01-04 green energy symbolism

[Image above] Credit: Pixabay

Happy New Year, everyone!

As we cautiously creep into the year that may mark the end of COVID-19’s acute stage, I’ve noticed that some of my friends are making slightly different types of resolutions for 2022. Instead of aiming to establish new routines, they are aiming to retain positive habits that grew from life reevaluations during the pandemic.

While trying something completely new can be beneficial, continuing or expanding a project that is already yielding good results is sometimes more effective. And that is the approach the U.S. Department of Energy is taking as we head into the new year.

DOE plays an instrumental role in the move toward clean and renewable energy technologies. In the past decade, two initiatives have specifically focused on supporting expansion of such technologies—the SunShot and Energy Earthshots initiatives. DOE plans to expand the initiatives this year, so today we’ll look at what the initiatives have accomplished to date and what’s planned for them in 2022.

SunShot prepares for its second decade

The DOE under the Obama administration launched the SunShot Initiative in February 2011. Inspired by President Kennedy’s 1962 “moon shot” speech that kickstarted the U.S. lunar program, the SunShot Initiative aimed to reduce total costs of solar energy by 75% by the end of the decade, thus making it cost competitive at large scale with other forms of energy without subsidies.

During the next 10 years, DOE released several reports tracking progress of the initiative, including

In September 2017, DOE announced that the SunShot Initiative successfully met the utility-scale solar cost target of $0.06 per kilowatt hour three years earlier than expected.

DOE is now working toward SunShot 2030 goals.

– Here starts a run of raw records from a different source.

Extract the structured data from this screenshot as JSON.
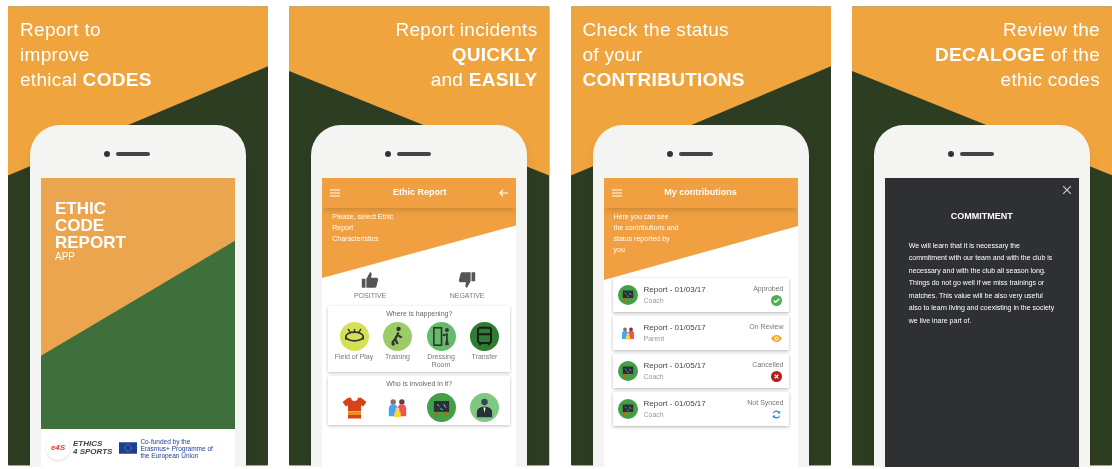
{
  "panels": [
    {
      "headline": [
        "Report to",
        "improve",
        "ethical **CODES**"
      ],
      "screen": {
        "kind": "splash",
        "title_lines": [
          "ETHIC",
          "CODE",
          "REPORT"
        ],
        "subtitle": "APP",
        "brand_logo": "e4S",
        "brand_lines": [
          "ETHICS",
          "4 SPORTS"
        ],
        "funding_note": "Co-funded by the Erasmus+ Programme of the European Union"
      }
    },
    {
      "headline": [
        "Report incidents",
        "**QUICKLY**",
        "and **EASILY**"
      ],
      "screen": {
        "kind": "report",
        "title": "Ethic Report",
        "intro": "Please, select Ethic Report Characteristics",
        "votes": [
          {
            "label": "POSITIVE",
            "kind": "up"
          },
          {
            "label": "NEGATIVE",
            "kind": "down"
          }
        ],
        "sections": [
          {
            "heading": "Where is happening?",
            "options": [
              {
                "label": "Field of Play",
                "kind": "stadium",
                "color": "#d4e157"
              },
              {
                "label": "Training",
                "kind": "player",
                "color": "#9ccc65"
              },
              {
                "label": "Dressing Room",
                "kind": "room",
                "color": "#66bb6a"
              },
              {
                "label": "Transfer",
                "kind": "bus",
                "color": "#2e7d32"
              }
            ]
          },
          {
            "heading": "Who is involved in it?",
            "options": [
              {
                "kind": "jersey"
              },
              {
                "kind": "family"
              },
              {
                "kind": "board",
                "color": "#43a047"
              },
              {
                "kind": "official",
                "color": "#81c784"
              }
            ]
          }
        ]
      }
    },
    {
      "headline": [
        "Check the status",
        "of your",
        "**CONTRIBUTIONS**"
      ],
      "screen": {
        "kind": "contributions",
        "title": "My contributions",
        "intro": "Here you can see the contributions and status reported by you",
        "rows": [
          {
            "title": "Report - 01/03/17",
            "role": "Coach",
            "avatar": {
              "kind": "board"
            },
            "status": {
              "label": "Approbed",
              "kind": "approved"
            }
          },
          {
            "title": "Report - 01/05/17",
            "role": "Parent",
            "avatar": {
              "kind": "family"
            },
            "status": {
              "label": "On Review",
              "kind": "review"
            }
          },
          {
            "title": "Report - 01/05/17",
            "role": "Coach",
            "avatar": {
              "kind": "board"
            },
            "status": {
              "label": "Cancelled",
              "kind": "cancelled"
            }
          },
          {
            "title": "Report - 01/05/17",
            "role": "Coach",
            "avatar": {
              "kind": "board"
            },
            "status": {
              "label": "Not Synced",
              "kind": "unsynced"
            }
          }
        ]
      }
    },
    {
      "headline": [
        "Review the",
        "**DECALOGE** of the",
        "ethic codes"
      ],
      "screen": {
        "kind": "decalogue",
        "heading": "COMMITMENT",
        "body": "We will learn that it is necessary the commitment with our team and with the club is necessary and with the club all season long. Things do not go well if we miss trainings or matches. This value will be also very useful also to learn living and coexisting in the society we live inare part of."
      }
    }
  ]
}
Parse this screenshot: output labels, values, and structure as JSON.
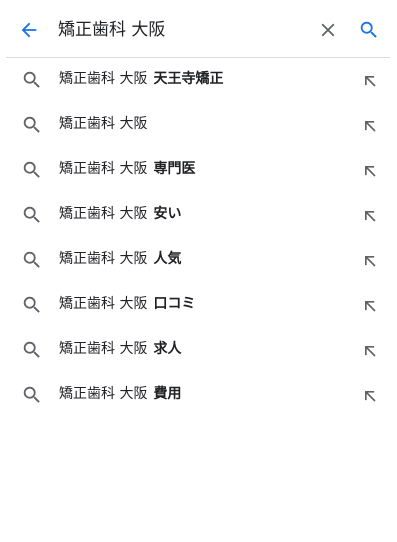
{
  "colors": {
    "accent": "#1a73e8",
    "icon_gray": "#5f6368",
    "text": "#202124",
    "divider": "#dadce0"
  },
  "search": {
    "query": "矯正歯科 大阪",
    "back_icon": "arrow-left-icon",
    "clear_icon": "close-icon",
    "search_icon": "search-icon"
  },
  "suggestions": [
    {
      "base": "矯正歯科 大阪",
      "completion": "天王寺矯正",
      "icon": "search-icon",
      "fill_icon": "arrow-up-left-icon"
    },
    {
      "base": "矯正歯科 大阪",
      "completion": "",
      "icon": "search-icon",
      "fill_icon": "arrow-up-left-icon"
    },
    {
      "base": "矯正歯科 大阪",
      "completion": "専門医",
      "icon": "search-icon",
      "fill_icon": "arrow-up-left-icon"
    },
    {
      "base": "矯正歯科 大阪",
      "completion": "安い",
      "icon": "search-icon",
      "fill_icon": "arrow-up-left-icon"
    },
    {
      "base": "矯正歯科 大阪",
      "completion": "人気",
      "icon": "search-icon",
      "fill_icon": "arrow-up-left-icon"
    },
    {
      "base": "矯正歯科 大阪",
      "completion": "口コミ",
      "icon": "search-icon",
      "fill_icon": "arrow-up-left-icon"
    },
    {
      "base": "矯正歯科 大阪",
      "completion": "求人",
      "icon": "search-icon",
      "fill_icon": "arrow-up-left-icon"
    },
    {
      "base": "矯正歯科 大阪",
      "completion": "費用",
      "icon": "search-icon",
      "fill_icon": "arrow-up-left-icon"
    }
  ]
}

Based on these goals, 2022 is when the federal investment tax credit for renewable electricity production is phased down (40%) for wind facilities and expires for all renewable energy technologies commencing construction after Dec. 31, 2021.

As the SunShot 2030 plan explains, “anticipated tax credit expirations have historically led to acceleration of project development.” However, the tax credit could potentially be extended through December 2026 if the Build Back Better Act is passed.

Energy Earthshots initiative looks to expand in 2022

The Energy Earthshots initiative is a new initiative that launched in 2021 under the direction of the Biden administration. This initiative is designed to advance a variety of energy technologies by driving integrated program development across DOE’s science and applied energy offices and ARPA-E.

Since summer 2021, DOE has announced three Energy Earthshots:

  • Hydrogen ShotAnnounced on June 7, 2021, Hydrogen Shot seeks to reduce the cost of clean hydrogen by 80% to $1 per one kilogram in one decade (“1 1 1”). The first Hydrogen Shot Summit took place Aug. 31–Sept. 1, 2021.
  • Long Duration Storage Shot—Announced on July 14, 2021, the Long Duration Storage Shot establishes a target to reduce the cost of grid-scale energy storage by 90% for systems that deliver 10+ hours of duration within the decade. The first Long Duration Storage Shot Summit took place on Sept. 23, 2021.
  • Carbon Negative Shot—Announced on Nov. 5, 2021, the Carbon Negative Shot is an all-hands-on-deck call for innovation in technologies and approaches that will remove carbon dioxide from the atmosphere and durably store it at meaningful scales for less than $100/net metric ton of CO2-equivalent.

DOE expects to announce a total of six to eight Energy Earthshots by the end of 2022.

In December 2021, DOE officials elaborated on the Energy Earthshots initiative at a meeting of its Basic Energy Sciences Advisory Committee. An FYI article summarizing the meeting provides a few statistics concerning funding for each Earthshot area.

  • DOE is currently spending nearly $300 million per year on hydrogen R&D. The Infrastructure Investment and Jobs Act will provide $9.5 billion over several years to advance clean hydrogen production.
  • The infrastructure act provides $505 million for energy storage demonstration projects, as well as more than $6 billion for activities related to battery material processing, manufacturing, and recycling.
  • DOE is currently spending about $100 million per year across all offices on carbon dioxide removal R&D. The infrastructure act will provide $3.5 billion over several years to establish regional direct air capture “hubs” as well as $115 million in prizes for direct air capture technology.

In addition, DOE recently announced it had established a new office to help advance research in these areas. The Office of Clean Energy Demonstrations, which is receiving its initial funding through the infrastructure act, will support clean energy technology demonstration projects in areas including clean hydrogen, carbon capture, grid-scale energy storage, small modular reactors, and more.

A request for information is open until Jan. 24, 2022, to collect information on deployment-ready carbon reduction and removal technologies. You can provide your input on these technologies at this link.